DATA SHOWN:
- - - -
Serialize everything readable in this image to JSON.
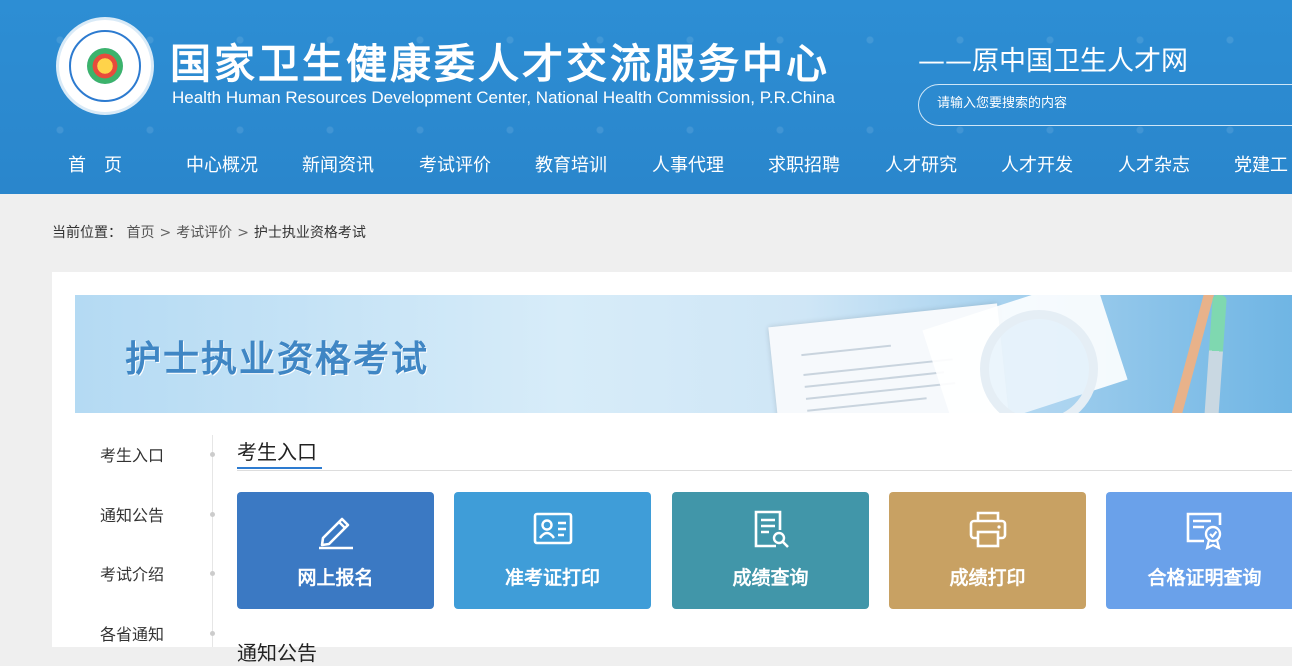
{
  "header": {
    "title": "国家卫生健康委人才交流服务中心",
    "subtitle": "Health Human Resources Development Center, National Health Commission, P.R.China",
    "slogan": "——原中国卫生人才网",
    "search_placeholder": "请输入您要搜索的内容",
    "logo_icon": "ncc-logo-icon"
  },
  "nav": [
    "首　页",
    "中心概况",
    "新闻资讯",
    "考试评价",
    "教育培训",
    "人事代理",
    "求职招聘",
    "人才研究",
    "人才开发",
    "人才杂志",
    "党建工"
  ],
  "breadcrumb": {
    "label": "当前位置：",
    "items": [
      "首页",
      "考试评价",
      "护士执业资格考试"
    ],
    "separator": ">"
  },
  "banner": {
    "title": "护士执业资格考试"
  },
  "sidebar": [
    "考生入口",
    "通知公告",
    "考试介绍",
    "各省通知"
  ],
  "section": {
    "title": "考生入口",
    "next_title": "通知公告"
  },
  "cards": [
    {
      "label": "网上报名",
      "icon": "pencil-icon",
      "color": "#3b79c3"
    },
    {
      "label": "准考证打印",
      "icon": "id-card-icon",
      "color": "#3f9dd8"
    },
    {
      "label": "成绩查询",
      "icon": "document-search-icon",
      "color": "#4196a9"
    },
    {
      "label": "成绩打印",
      "icon": "printer-icon",
      "color": "#c8a163"
    },
    {
      "label": "合格证明查询",
      "icon": "certificate-icon",
      "color": "#6aa1ea"
    }
  ],
  "colors": {
    "header_bg": "#2d8ed4",
    "accent": "#2d7bd0"
  }
}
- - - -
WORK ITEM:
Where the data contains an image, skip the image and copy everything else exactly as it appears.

SOLUTION TO THE EXERCISE:
Serialize everything readable in this image to JSON.
{
  "header": {
    "title": "国家卫生健康委人才交流服务中心",
    "subtitle": "Health Human Resources Development Center, National Health Commission, P.R.China",
    "slogan": "——原中国卫生人才网",
    "search_placeholder": "请输入您要搜索的内容",
    "logo_icon": "ncc-logo-icon"
  },
  "nav": [
    "首　页",
    "中心概况",
    "新闻资讯",
    "考试评价",
    "教育培训",
    "人事代理",
    "求职招聘",
    "人才研究",
    "人才开发",
    "人才杂志",
    "党建工"
  ],
  "breadcrumb": {
    "label": "当前位置：",
    "items": [
      "首页",
      "考试评价",
      "护士执业资格考试"
    ],
    "separator": ">"
  },
  "banner": {
    "title": "护士执业资格考试"
  },
  "sidebar": [
    "考生入口",
    "通知公告",
    "考试介绍",
    "各省通知"
  ],
  "section": {
    "title": "考生入口",
    "next_title": "通知公告"
  },
  "cards": [
    {
      "label": "网上报名",
      "icon": "pencil-icon",
      "color": "#3b79c3"
    },
    {
      "label": "准考证打印",
      "icon": "id-card-icon",
      "color": "#3f9dd8"
    },
    {
      "label": "成绩查询",
      "icon": "document-search-icon",
      "color": "#4196a9"
    },
    {
      "label": "成绩打印",
      "icon": "printer-icon",
      "color": "#c8a163"
    },
    {
      "label": "合格证明查询",
      "icon": "certificate-icon",
      "color": "#6aa1ea"
    }
  ],
  "colors": {
    "header_bg": "#2d8ed4",
    "accent": "#2d7bd0"
  }
}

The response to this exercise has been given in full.